Mila Becker, Esq.
Mila oversees the Government & Public Affairs Department, which manages the Society’s public policy agenda and advocacy efforts. Her work includes developing strategies to improve policies that will impact research funding and policies, clinician payment, and quality of care. She has worked extensively on women’s health and women’s health research issues and on global advocacy related to endocrine disrupting chemicals. She also serves as liaison to the Clinical Affairs, Research Affairs, and Advocacy & Public Outreach Core Committees and is a Board member of the Coalition for Health Funding.
For the last 20 years, Mila has worked in government relations for non-profit health related organizations. Prior to joining the Society in July 2013, she spent ten years at the American Society of Hematology as the Senior Director for Government Relations, Practice, & Scientific Affairs. Before that, she worked as a senior lobbyist for AARP where she was responsible for prescription drug and other high priority health issues, and she was Director of Public Policy for Partnership for Prevention, a coalition dedicated to disease prevention and health promotion. She holds a BA in political science from Northwestern University and a JD from Georgetown University Law School.
Kathryn G. Schubert, MPP, CAE

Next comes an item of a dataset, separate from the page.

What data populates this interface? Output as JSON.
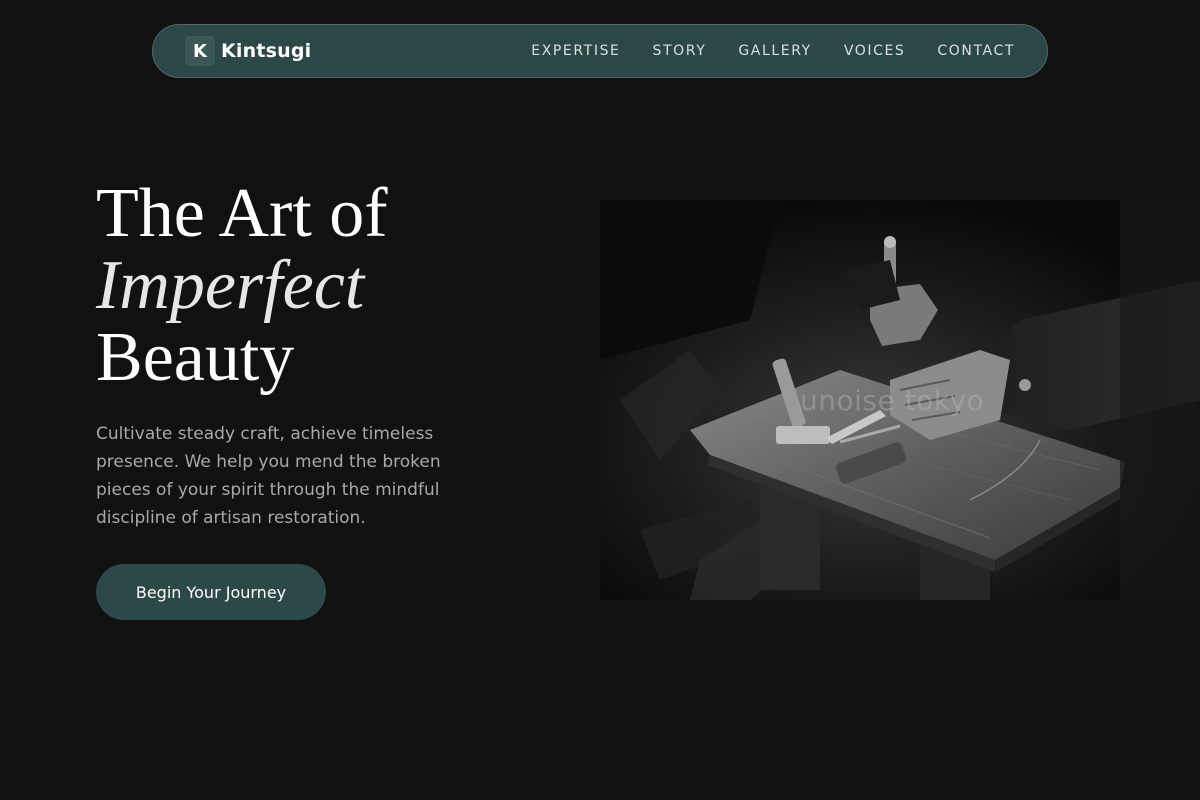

Kathryn (Katie) Schubert joined the Society for Women’s Health Research (SWHR) as President and CEO in April 2020. Under Katie’s leadership SWHR developed a strategic plan focused on fulfilling the organization’s mission of promoting research on biological sex differences in disease and improving women’s health through science, policy, and education. She previously worked for the Society for Maternal-Fetal Medicine (SMFM), where she served as the organization’s chief advocacy officer, growing SMFM’s role nationally and building its reputation in women’s health.
Katie is a trusted leader and consensus builder among women’s health stakeholders, particularly in the policy arena. She has served in multiple Board roles for nonprofit organizations in the Washington, DC-area, including as Chair of the Board of the Maternal Mental Health Leadership Alliance and as advisor to the John E. Lewy Fund for Children’s Health. She is a past president of Women in Government Relations.
Prior to SMFM, Katie served as senior vice president at CRD Associates, where she advised clients — including nonprofit patient advocacy groups, medical professional organizations, and private companies — on government relations and public policy related to health and biomedical research issues, among others. She has also spent time working in key legislative roles on Capitol Hill. She received her BA from Mary Washington College and her Masters of Public Policy from George Washington University. Katie lives in Virginia with her husband, three children, and dog George.
Phone: (202) 496-5004